The first score is 7 – 3 and the cavalry loses 1UI, is pushed back 3”, and is vexed for losing on an odd roll – but these are stubborn Romans and by spending an extra morale point (2 in total) they negate the push back and any follow up modifiers.

Surprisingly the next Roman unit does even better (the same dice of course) and holds the elephants with a tied 4 result; both sides lose 1 UI and a morale point.

The Gallic cavalry on the extreme right of the line now fights its opponent rolling D12+1 (fierce in first round is awesome) Vs D10 and scores 6 – 4,  a UI loss each for a close fought melee and a Gallic follow up (there is no actual push back here, the follow up is for scoring higher) but the Romans negate it by spending an extra morale chip – stubborn again!

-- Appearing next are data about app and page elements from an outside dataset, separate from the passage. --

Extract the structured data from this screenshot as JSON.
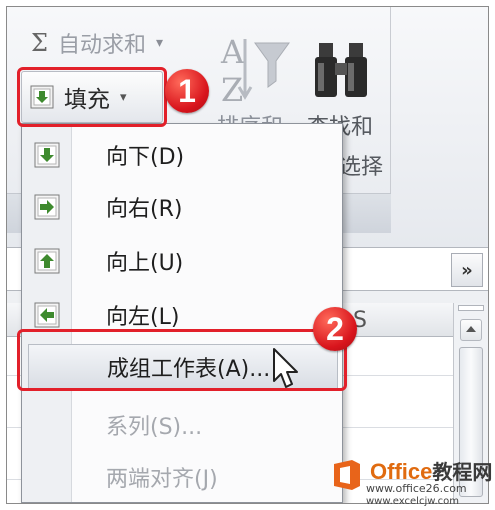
{
  "ribbon": {
    "autosum_symbol": "Σ",
    "autosum_label": "自动求和",
    "fill_label": "填充",
    "sort_label": "排序和",
    "find_label_line1": "查找和",
    "find_label_line2": "选择",
    "dropdown_arrow": "▾"
  },
  "badges": {
    "step1": "1",
    "step2": "2"
  },
  "sheet": {
    "column_label": "S",
    "expand_glyph": "»"
  },
  "fill_menu": {
    "items": [
      {
        "label": "向下(D)",
        "enabled": true
      },
      {
        "label": "向右(R)",
        "enabled": true
      },
      {
        "label": "向上(U)",
        "enabled": true
      },
      {
        "label": "向左(L)",
        "enabled": true
      },
      {
        "label": "成组工作表(A)...",
        "enabled": true,
        "highlighted": true
      },
      {
        "label": "系列(S)...",
        "enabled": false
      },
      {
        "label": "两端对齐(J)",
        "enabled": false
      }
    ]
  },
  "watermark": {
    "brand": "Office",
    "brand_cn": "教程网",
    "url1": "www.office26.com",
    "url2": "www.excelcjw.com"
  },
  "colors": {
    "highlight_red": "#e2202a",
    "badge_red": "#d8141c",
    "arrow_green": "#3e8a2e",
    "watermark_orange": "#e06b10"
  }
}
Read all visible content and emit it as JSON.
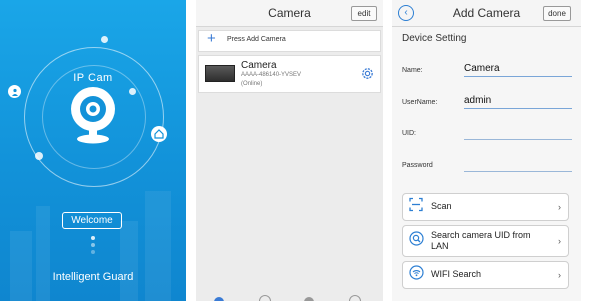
{
  "splash": {
    "app_label": "IP Cam",
    "welcome_button": "Welcome",
    "tagline": "Intelligent Guard"
  },
  "camera_list": {
    "title": "Camera",
    "edit_button": "edit",
    "add_row": "Press Add Camera",
    "cameras": [
      {
        "name": "Camera",
        "uid": "AAAA-486140-YVSEV",
        "status": "(Online)"
      }
    ]
  },
  "add_camera": {
    "title": "Add Camera",
    "done_button": "done",
    "section_title": "Device Setting",
    "fields": [
      {
        "label": "Name:",
        "value": "Camera"
      },
      {
        "label": "UserName:",
        "value": "admin"
      },
      {
        "label": "UID:",
        "value": ""
      },
      {
        "label": "Password",
        "value": ""
      }
    ],
    "actions": [
      {
        "label": "Scan",
        "icon": "scan-icon"
      },
      {
        "label": "Search camera UID from LAN",
        "icon": "search-icon"
      },
      {
        "label": "WIFI Search",
        "icon": "wifi-icon"
      }
    ]
  },
  "colors": {
    "splash_blue": "#1aa6e8",
    "accent_blue": "#2d7fd3",
    "panel_gray": "#ececec"
  }
}
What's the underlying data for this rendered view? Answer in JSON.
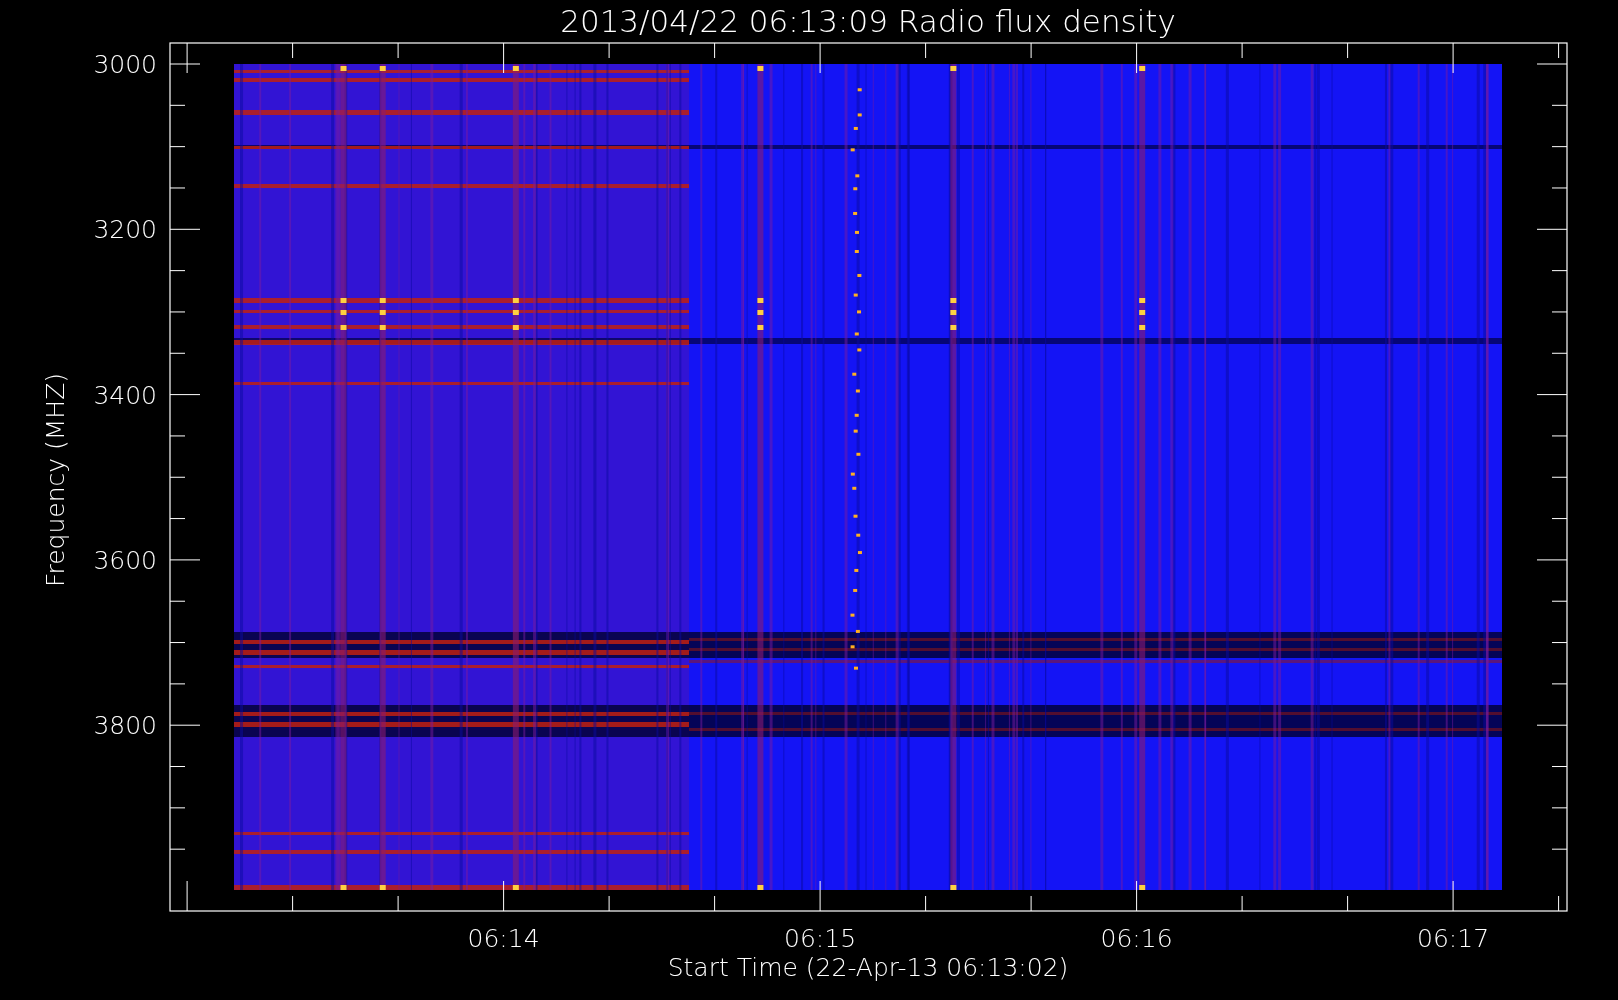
{
  "title": "2013/04/22 06:13:09 Radio flux density",
  "y_axis": {
    "label": "Frequency (MHZ)",
    "ticks": [
      "3000",
      "3200",
      "3400",
      "3600",
      "3800"
    ]
  },
  "x_axis": {
    "label": "Start Time (22-Apr-13 06:13:02)",
    "ticks": [
      "06:14",
      "06:15",
      "06:16",
      "06:17"
    ]
  }
}
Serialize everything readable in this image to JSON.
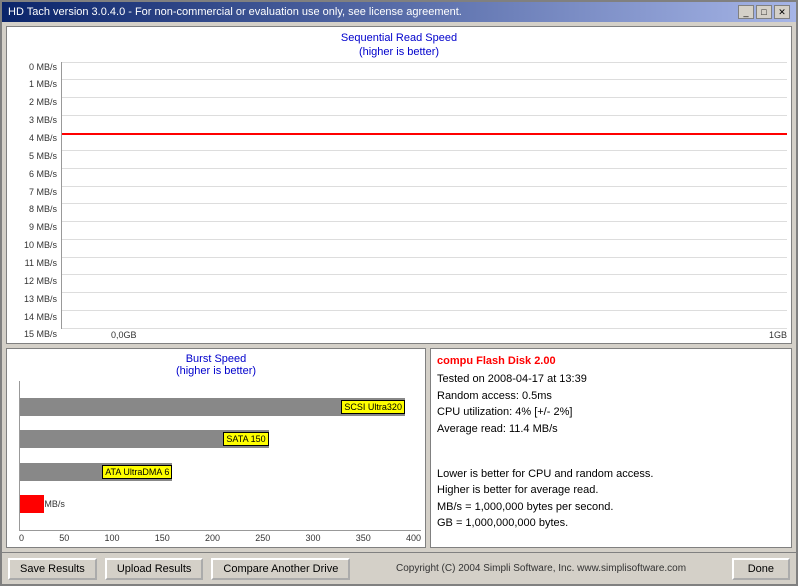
{
  "window": {
    "title": "HD Tach version 3.0.4.0  -  For non-commercial or evaluation use only, see license agreement.",
    "min_btn": "_",
    "max_btn": "□",
    "close_btn": "✕"
  },
  "top_chart": {
    "title_line1": "Sequential Read Speed",
    "title_line2": "(higher is better)",
    "y_labels": [
      "15 MB/s",
      "14 MB/s",
      "13 MB/s",
      "12 MB/s",
      "11 MB/s",
      "10 MB/s",
      "9 MB/s",
      "8 MB/s",
      "7 MB/s",
      "6 MB/s",
      "5 MB/s",
      "4 MB/s",
      "3 MB/s",
      "2 MB/s",
      "1 MB/s",
      "0 MB/s"
    ],
    "x_labels": [
      "0,0GB",
      "1GB"
    ],
    "red_line_pct": 70
  },
  "burst_chart": {
    "title_line1": "Burst Speed",
    "title_line2": "(higher is better)",
    "bars": [
      {
        "label": "SCSI Ultra320",
        "width_pct": 96,
        "color": "gray",
        "value": null
      },
      {
        "label": "SATA 150",
        "width_pct": 62,
        "color": "gray",
        "value": null
      },
      {
        "label": "ATA UltraDMA 6",
        "width_pct": 38,
        "color": "gray",
        "value": null
      },
      {
        "label": null,
        "width_pct": 6,
        "color": "red",
        "value": "11.6 MB/s"
      }
    ],
    "x_labels": [
      "0",
      "50",
      "100",
      "150",
      "200",
      "250",
      "300",
      "350",
      "400"
    ]
  },
  "info_panel": {
    "title": "compu Flash Disk 2.00",
    "line1": "Tested on 2008-04-17 at 13:39",
    "line2": "Random access: 0.5ms",
    "line3": "CPU utilization: 4% [+/- 2%]",
    "line4": "Average read: 11.4 MB/s",
    "separator": "",
    "note1": "Lower is better for CPU and random access.",
    "note2": "Higher is better for average read.",
    "note3": "MB/s = 1,000,000 bytes per second.",
    "note4": "GB = 1,000,000,000 bytes."
  },
  "footer": {
    "save_btn": "Save Results",
    "upload_btn": "Upload Results",
    "compare_btn": "Compare Another Drive",
    "copyright": "Copyright (C) 2004 Simpli Software, Inc.  www.simplisoftware.com",
    "done_btn": "Done"
  }
}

The next Gallic cavalry unit is fighting the Roman cavalry with the UI loss (basically following up the damage by the elephants). Adjusted combat die are D12+1 Vs D8, scores are 11 to 4 causing 2UI more and the Roman unit is routed. It cannot convert the rout into a push back (for being stubborn) because it now has zero UI and will be routed anyway.

Next up it is the veteran Spanish Vs Roman cavalry. Combat die are D12 Vs D10, score is 7 to 9 for Roman marginal win. Both sides lose 1UI Romans count as following up.

The Roman unit at the end of the line now gets peppered by Numidian javelins, but escapes with a vexed result only.

Note: Regardless of the number of units with which a unit is in contact, a single unit can only fight one melee on a single card.

Note: In the photos above I am using melee in progress “Follow Up” markers. The sword denotes direction, crossways is an ongoing melee with no follow up. Follow up gives an up 1 in the next round of melee, BTW.

The first initiative phase is completed. Both sides roll off army die for the next initiative.
As you can see, this game is not for the feint hearted. Things move quickly. I’m doing this solo, and although I know the rules, that lot took me less than 20 minutes – a lot of which was spent carrying dice and morale chip (poker chips) boxes from one end of the table around to the opposite side of the table (30 foot a trip) and taking notes / photos. It does not take much time to turn cards!

Part three of this piece will be a continuation, including some triplex acies action. I’ve already played out the rest of the turn, I just need time to type it up.


Sgt Steiner said...

Hi James

Great stuff and a nice run thru of rules this far


Castigator said...

Great battle report. Very clear and detailed. I won't mention the figures because then I'll just fly into a jealous rage at your ludicrous painting ability.

Ron said...

Nice looking game and the rules sound good too. Will these be strictly Punic wars. I'm collecting Republican Romans but my plans include Epirotes for their opposition.


Hi Ron,

The rules are for Punic War battles, but troops are factored by training, order, etc. The rules are without army lists at present.

(e.g. principes are not mentioned by name, but they would be drilled, close order, stubborn, armoured infantry - possibly veteran or elite or brittle aswell - and pila armed swordsmen).

This means that other 'period' troops can be slotted in without much difficulty.